(Saved entries)

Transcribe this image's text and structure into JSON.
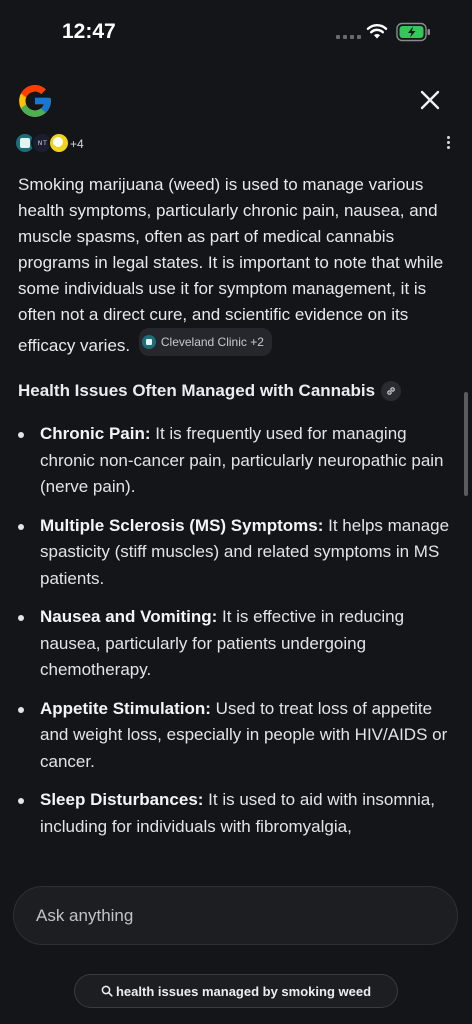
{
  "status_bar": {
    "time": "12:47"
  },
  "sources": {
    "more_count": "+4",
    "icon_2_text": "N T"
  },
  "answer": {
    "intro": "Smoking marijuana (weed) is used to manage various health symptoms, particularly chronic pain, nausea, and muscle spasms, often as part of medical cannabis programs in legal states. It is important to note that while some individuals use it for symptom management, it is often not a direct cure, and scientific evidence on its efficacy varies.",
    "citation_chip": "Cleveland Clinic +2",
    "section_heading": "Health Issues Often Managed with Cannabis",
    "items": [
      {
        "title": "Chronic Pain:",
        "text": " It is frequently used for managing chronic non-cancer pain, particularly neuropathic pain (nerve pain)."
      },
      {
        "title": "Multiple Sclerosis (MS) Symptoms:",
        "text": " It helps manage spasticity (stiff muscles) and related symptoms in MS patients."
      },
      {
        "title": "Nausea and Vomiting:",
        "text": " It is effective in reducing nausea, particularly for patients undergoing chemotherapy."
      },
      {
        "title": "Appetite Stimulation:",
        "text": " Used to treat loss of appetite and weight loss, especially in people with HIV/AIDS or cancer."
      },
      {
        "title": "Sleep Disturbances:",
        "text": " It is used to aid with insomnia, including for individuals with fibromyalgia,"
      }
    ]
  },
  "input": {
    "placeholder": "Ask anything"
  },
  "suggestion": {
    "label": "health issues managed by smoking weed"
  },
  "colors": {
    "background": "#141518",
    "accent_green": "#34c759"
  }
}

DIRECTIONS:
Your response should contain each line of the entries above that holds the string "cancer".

TASK SOLUTION:
        "text": " It is frequently used for managing chronic non-cancer pain, particularly neuropathic pain (nerve pain)."
        "text": " Used to treat loss of appetite and weight loss, especially in people with HIV/AIDS or cancer."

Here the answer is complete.